operations for shared memory, multiprocessor (SMP) computers. You can
control the number of threads used by each of these EnSight 10 applicatioins
via the ENSIGHT10_MAX_CTHREADS, ENSIGHT10_MAX_THREADS, and
ENSIGHT10_MAX_SOSTHREADS environment variables.
The client has a practical limit of several
dozen threads whereas the server has a practical limit of
approximately 8 threads. Actual scalability is highly dependent on
the amount of data being operated on, type of SMP, and actual EnSight
operation used. EnSight threaded performance yields benefits
for problems consisting of several million elements or greater per
To date, the client uses multiple threads for transparency resort,
display list generation, and multi-pipe rendering. Note that the
-no_display_list option must be used for threaded display generation
which prevents the use of the graphics accelerator's internal display
The server uses threaded parallelism for clips, isosurfaces, min/max
operations, stream lines (but not pathlines nor surface restricted
traces), transient read-ahead (SGI only), and various internal
algorithms. Note that once a clip or isosurface is calculated for a
particular part and variable, its internal data is cached and not
recalcuated in parallel.
The SOS uses threaded parallelism for server invocation.
For much better parallel scalability, consider using the EnSight
Server-of-Servers (SOS). SOS works equally well on SMPs as well as
distributed memory systems (e.g. clusters). In some cases, SOS
performance on an SMP can yield even greater scalability than threaded
performance on the same SMP using the same number of processors.
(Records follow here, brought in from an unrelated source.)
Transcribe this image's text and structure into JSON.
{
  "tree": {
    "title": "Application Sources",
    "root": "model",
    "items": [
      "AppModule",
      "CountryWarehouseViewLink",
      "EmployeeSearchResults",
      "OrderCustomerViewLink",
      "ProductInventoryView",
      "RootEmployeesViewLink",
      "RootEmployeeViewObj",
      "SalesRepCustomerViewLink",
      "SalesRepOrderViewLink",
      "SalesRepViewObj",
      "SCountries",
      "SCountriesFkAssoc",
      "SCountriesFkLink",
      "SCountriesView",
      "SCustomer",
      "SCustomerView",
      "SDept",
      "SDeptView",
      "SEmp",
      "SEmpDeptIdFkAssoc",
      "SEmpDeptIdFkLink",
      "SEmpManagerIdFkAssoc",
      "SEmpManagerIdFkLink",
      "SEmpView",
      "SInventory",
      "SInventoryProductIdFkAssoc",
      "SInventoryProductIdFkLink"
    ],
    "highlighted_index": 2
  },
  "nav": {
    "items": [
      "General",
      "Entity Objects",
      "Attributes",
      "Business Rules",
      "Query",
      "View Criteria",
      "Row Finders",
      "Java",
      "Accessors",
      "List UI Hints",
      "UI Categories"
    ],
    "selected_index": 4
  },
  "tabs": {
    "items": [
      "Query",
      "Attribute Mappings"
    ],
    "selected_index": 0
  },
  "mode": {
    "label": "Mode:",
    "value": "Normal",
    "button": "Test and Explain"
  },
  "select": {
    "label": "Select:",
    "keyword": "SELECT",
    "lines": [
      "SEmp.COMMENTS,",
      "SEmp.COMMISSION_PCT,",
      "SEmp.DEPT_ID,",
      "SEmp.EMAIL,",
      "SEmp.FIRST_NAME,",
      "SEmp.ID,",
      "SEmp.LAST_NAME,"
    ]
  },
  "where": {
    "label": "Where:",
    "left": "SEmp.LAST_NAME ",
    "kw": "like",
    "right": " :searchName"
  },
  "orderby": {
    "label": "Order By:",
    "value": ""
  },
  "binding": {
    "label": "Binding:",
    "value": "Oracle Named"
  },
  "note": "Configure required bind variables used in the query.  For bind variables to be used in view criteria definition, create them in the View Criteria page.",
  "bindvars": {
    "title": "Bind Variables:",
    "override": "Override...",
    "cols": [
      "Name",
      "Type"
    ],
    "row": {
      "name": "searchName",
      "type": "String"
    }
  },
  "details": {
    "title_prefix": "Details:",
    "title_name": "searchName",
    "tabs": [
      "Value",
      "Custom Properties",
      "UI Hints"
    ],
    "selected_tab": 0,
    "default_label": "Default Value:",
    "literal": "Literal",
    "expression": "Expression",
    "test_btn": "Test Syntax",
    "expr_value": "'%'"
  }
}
When
using SOS be sure each server has a half a million elements or greater
(roughly) to prevent being network limited. SOS performance will be
limited by the server with the most data; thus load balancing of the
data amoung the servers is essential. Note that most future
parallelism in EnSight is targeted at SOS parallelism instead of
SOS and server threads may be used together.
If you are running on a shared system, be sure other jobs aren't
interfering with your resources (cpu, memory, disk, network, graphics,
Don't load parts and/or activate variables unless you need them. If
Consider using batch processing (-X and -batch command line options
along with a command file).
Work with a smaller portion of the data while interactively determining
appropriate values (e.g. isosurface level, color palette values). You
can get a smaller portion of the data via the subset tool or via a
clip, for example.
While adjusting the color palette with its detail editor, turn off
'Immediate Modification' from the Edit menu. This allows you to
manipulate the palette without redrawing the affected geometry. To
update the geometry's color, click the 'Apply Changes' button in the
For rendering acceleration, try polygon reduction.